• **Dataset records**
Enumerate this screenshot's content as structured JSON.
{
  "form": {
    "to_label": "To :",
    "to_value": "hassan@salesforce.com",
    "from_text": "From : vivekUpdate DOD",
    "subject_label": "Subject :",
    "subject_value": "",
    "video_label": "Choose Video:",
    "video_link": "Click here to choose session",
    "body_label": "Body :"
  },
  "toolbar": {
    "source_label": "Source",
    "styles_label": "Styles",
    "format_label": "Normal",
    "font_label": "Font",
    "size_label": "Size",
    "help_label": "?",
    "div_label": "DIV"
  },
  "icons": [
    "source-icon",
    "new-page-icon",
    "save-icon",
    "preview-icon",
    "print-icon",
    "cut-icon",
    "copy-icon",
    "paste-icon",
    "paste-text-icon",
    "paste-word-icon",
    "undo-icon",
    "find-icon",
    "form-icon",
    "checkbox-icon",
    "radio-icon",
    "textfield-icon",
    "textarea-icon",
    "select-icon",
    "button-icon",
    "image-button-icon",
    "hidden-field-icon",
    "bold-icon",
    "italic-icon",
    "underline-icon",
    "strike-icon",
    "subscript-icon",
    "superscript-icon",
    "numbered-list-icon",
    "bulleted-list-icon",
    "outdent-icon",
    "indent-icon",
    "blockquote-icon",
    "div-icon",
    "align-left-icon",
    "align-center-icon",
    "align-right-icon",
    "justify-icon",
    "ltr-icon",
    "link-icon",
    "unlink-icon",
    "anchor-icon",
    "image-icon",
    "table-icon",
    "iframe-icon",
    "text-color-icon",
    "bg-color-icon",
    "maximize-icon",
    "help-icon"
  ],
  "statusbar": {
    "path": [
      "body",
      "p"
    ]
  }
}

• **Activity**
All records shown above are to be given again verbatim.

• **Task result**
Enumerate this screenshot's content as structured JSON.
{
  "form": {
    "to_label": "To :",
    "to_value": "hassan@salesforce.com",
    "from_text": "From : vivekUpdate DOD",
    "subject_label": "Subject :",
    "subject_value": "",
    "video_label": "Choose Video:",
    "video_link": "Click here to choose session",
    "body_label": "Body :"
  },
  "toolbar": {
    "source_label": "Source",
    "styles_label": "Styles",
    "format_label": "Normal",
    "font_label": "Font",
    "size_label": "Size",
    "help_label": "?",
    "div_label": "DIV"
  },
  "icons": [
    "source-icon",
    "new-page-icon",
    "save-icon",
    "preview-icon",
    "print-icon",
    "cut-icon",
    "copy-icon",
    "paste-icon",
    "paste-text-icon",
    "paste-word-icon",
    "undo-icon",
    "find-icon",
    "form-icon",
    "checkbox-icon",
    "radio-icon",
    "textfield-icon",
    "textarea-icon",
    "select-icon",
    "button-icon",
    "image-button-icon",
    "hidden-field-icon",
    "bold-icon",
    "italic-icon",
    "underline-icon",
    "strike-icon",
    "subscript-icon",
    "superscript-icon",
    "numbered-list-icon",
    "bulleted-list-icon",
    "outdent-icon",
    "indent-icon",
    "blockquote-icon",
    "div-icon",
    "align-left-icon",
    "align-center-icon",
    "align-right-icon",
    "justify-icon",
    "ltr-icon",
    "link-icon",
    "unlink-icon",
    "anchor-icon",
    "image-icon",
    "table-icon",
    "iframe-icon",
    "text-color-icon",
    "bg-color-icon",
    "maximize-icon",
    "help-icon"
  ],
  "statusbar": {
    "path": [
      "body",
      "p"
    ]
  }
}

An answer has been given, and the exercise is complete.